But believe or not, Con Harrington’s entire life-story has not wholly been just about ‘bricks and mortar’. Widowed since 2006 and as well as rearing a son and daughter, Con also became interested in Horse Racing in the late 80s and with also a fair degree of success along the way. His greatest claim to fame in the sport of kings was undoubtedly when he was joint-owner of ‘Indian Ridge’ with fellow London-Irish construction business man Sean Coughlan. That horse won a big race at Ascot in 1989 and went on to have a very successful career as a sire. Desert Orchid trainer David Ellsworth was its trainer and the jockey was Steve Cauthen. As well as owning a stud farm on the Curragh where he continues to breed horses, Con also has four horses currently in training in Lambourn in Berkshire. But Con has also maintained his links with his native west Cork by building a house near his own homestead in Bantry. And despite all the amazing success he has achieved in his lifetime Con Harrington still maintains his affinity with Hanwell, the place where he first ‘dropped achor’ in 1957. After all these years Con has continued to practice his strong religious upbringing and supports all worthy charitable causes. He is a regular face in St. Joseph’s club in Hanwell, The Pig and The Kings Arms where many of the regulars in these popular places in west London also worked for his company down through the years. But perhaps the best appreciation of the life of Cornelius Harrington and his amazing qualities as a man is best left to one of his closest confidantes in his professional life – his former accountant Simon Smith who he has known since 1974. “The great thing about Con is his attention to detail, he has a fantastic memory, he never writes anything down.
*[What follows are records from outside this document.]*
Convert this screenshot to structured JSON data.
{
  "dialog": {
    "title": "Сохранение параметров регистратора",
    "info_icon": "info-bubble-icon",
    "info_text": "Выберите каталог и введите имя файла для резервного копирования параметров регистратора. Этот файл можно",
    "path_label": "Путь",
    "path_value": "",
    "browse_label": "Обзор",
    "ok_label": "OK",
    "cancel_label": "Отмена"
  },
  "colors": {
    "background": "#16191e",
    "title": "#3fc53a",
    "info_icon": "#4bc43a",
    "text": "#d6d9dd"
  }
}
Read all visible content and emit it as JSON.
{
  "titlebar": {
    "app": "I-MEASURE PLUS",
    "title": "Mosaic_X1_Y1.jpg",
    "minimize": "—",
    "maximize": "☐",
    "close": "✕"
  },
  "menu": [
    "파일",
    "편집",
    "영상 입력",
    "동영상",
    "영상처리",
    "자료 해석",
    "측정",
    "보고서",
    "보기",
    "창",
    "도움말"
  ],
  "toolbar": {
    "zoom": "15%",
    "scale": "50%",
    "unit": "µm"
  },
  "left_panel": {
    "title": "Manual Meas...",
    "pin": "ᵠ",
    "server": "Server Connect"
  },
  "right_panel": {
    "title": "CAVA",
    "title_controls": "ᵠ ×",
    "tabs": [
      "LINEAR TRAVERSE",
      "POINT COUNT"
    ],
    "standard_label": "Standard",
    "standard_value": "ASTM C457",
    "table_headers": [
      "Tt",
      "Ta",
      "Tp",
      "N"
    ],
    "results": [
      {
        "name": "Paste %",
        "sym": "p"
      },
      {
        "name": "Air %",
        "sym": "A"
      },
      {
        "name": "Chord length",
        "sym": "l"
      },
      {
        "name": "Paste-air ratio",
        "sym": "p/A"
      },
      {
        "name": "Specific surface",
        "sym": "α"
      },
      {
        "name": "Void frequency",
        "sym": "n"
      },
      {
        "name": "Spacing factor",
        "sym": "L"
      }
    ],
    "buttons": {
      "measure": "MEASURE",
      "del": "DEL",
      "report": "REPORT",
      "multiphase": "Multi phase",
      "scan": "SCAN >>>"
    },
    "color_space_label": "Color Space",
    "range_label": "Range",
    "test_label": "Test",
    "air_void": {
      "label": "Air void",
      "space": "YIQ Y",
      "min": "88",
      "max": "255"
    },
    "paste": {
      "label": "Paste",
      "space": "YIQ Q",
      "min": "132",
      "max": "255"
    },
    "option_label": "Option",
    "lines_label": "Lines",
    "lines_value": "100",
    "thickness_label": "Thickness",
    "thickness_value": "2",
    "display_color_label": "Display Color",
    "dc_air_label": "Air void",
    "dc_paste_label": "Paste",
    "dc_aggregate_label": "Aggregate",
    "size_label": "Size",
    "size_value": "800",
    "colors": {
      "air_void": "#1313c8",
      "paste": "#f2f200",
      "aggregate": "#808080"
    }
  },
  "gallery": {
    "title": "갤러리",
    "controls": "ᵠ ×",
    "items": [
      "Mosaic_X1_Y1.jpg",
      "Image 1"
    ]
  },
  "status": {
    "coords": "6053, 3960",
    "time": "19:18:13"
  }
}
In the 40 odd years that I have known Con, he has never missed a meeting or ever been late for a meeting, and he remembers everything!” and he added: “Con is a shining example to others after leaving Cork in the 1950’s there was no chance of making a living there and that the story goes, by accident Con drove his grandfather’s tractor into a ditch, he was so scared of the repercussions that he just headed for the boat and over to London aged 16!” Simon concluded: “Con is one of the Stars of the Irish that came over in the 1950s, and in fact you could sense even in the 1970s that he was always going to succeed. Con’s nature is brevity, he can be a bit formidable, he hates publicity, he is very modest and humble, he is always prepared to listen and I felt lucky and privileged to have known him and above all to have had Con as my client.” Enjoy your well-earned Golden Jubilee this year Con because your legacy is destined to be a genuine inspiration for all young aspiring entrepreneurs.